“Confirmed Judges, Confirmed Fears” is a blog series documenting the harmful impact of President Trump’s judges on Americans’ rights and liberties.
Trump Judge David Stras of the Eighth Circuit was the author and deciding vote in a 2-1 decision in November 2018 to affirm a lower court order that rejected a claim of ineffective assistance of counsel without an evidentiary hearing in Adetokunbo Olubunmi Adejumo v. U.S. Judge Jane Kelly strongly dissented, explaining that the record did not “conclusively show” that there was no basis for relief, which is required to dismiss such a claim without a hearing. As the majority itself acknowledged, the attorney’s alleged errors could have led to an additional four years or more of imprisonment.
After Adetokunbo Olubunmi Adejumo was convicted for bank fraud and identity theft, he filed a post-conviction motion to vacate his sentence, contending that he had received ineffective assistance of counsel that led to a significant increase in his sentence. Specifically, he maintained that his lawyer had failed to advise him that his decision to testify at a pre-trial release hearing could lead to a decision to increase his sentence, and had failed to continue to contest the government’s claim concerning the amount of loss caused, as a “reasonable attorney” would have done. Under the law, Adejumo was to get an evidentiary hearing on his claims unless the facts and record “conclusively show” that his claims were invalid.

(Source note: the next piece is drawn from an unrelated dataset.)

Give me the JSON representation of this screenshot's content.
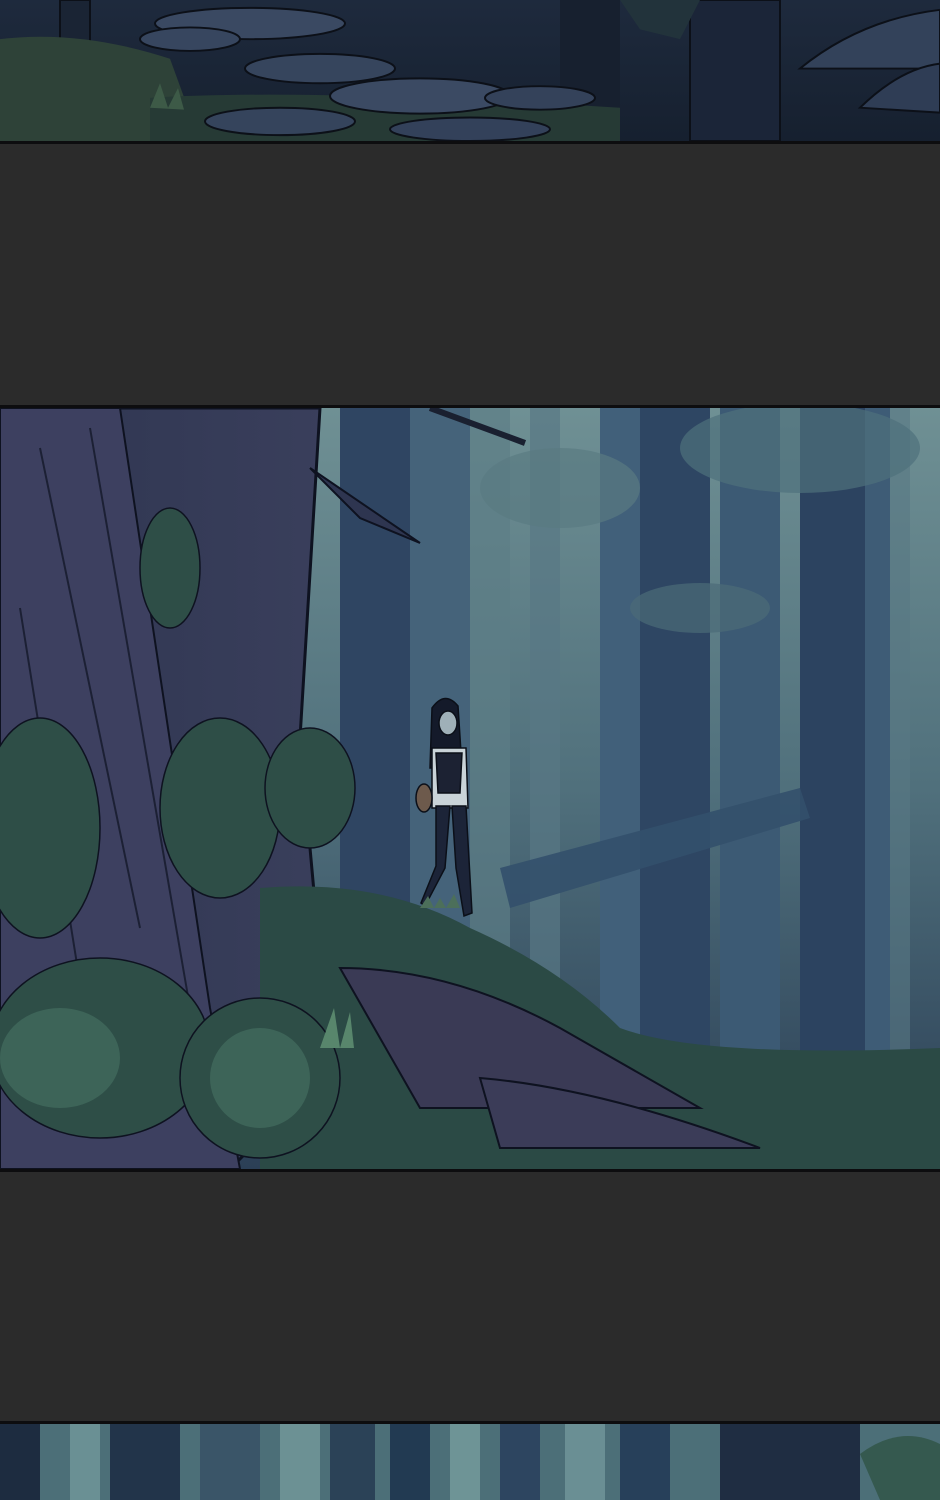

The district court dismissed Adejumo’s claims without a hearing and in a 2-1 decision written by Stras, the Eighth Circuit affirmed. Adejumo’s testimony had resulted in four more years in prison because the judge had concluded that he testified falsely, Stras maintained. Stras continued that Adejumo’s oath to tell the truth should have been enough to warn him, and it was a “speculative risk” that the attorney need not have warned him about the at additional prison time that would result. Judge Kelly strongly disagreed, explaining that the oath was “no substitute” for Adejumo’s lawyer warning him about possible increases in his sentence for the underlying offenses if the judge found that his testimony at the pre-trial release hearing was false. Nor was the risk “remote or speculative,” she explained, because the official commentary on the U.S. Sentencing Guidelines specifically warns of such consequences, which a “reasonable lawyer” should warn a client about. Under those circumstances, she concluded, Adejumo should have received a hearing on his claims.
Kelly similarly explained that Adejumo should have received a hearing concerning his contention that his lawyer failed to continue to contest the government’s assertion of the loss amount for which he was responsible, which also affected his sentence. The majority had agreed that the government made “confusing” statements on that issue at a hearing, and Kelly found there was a “colorable claim” that Adejumo’s lawyer had erroneously admitted that there was no dispute as to the loss amount. Accordingly, she concluded, Adejumo was at least “entitled to an evidentiary hearing” to resolve “disputed facts” on the issue.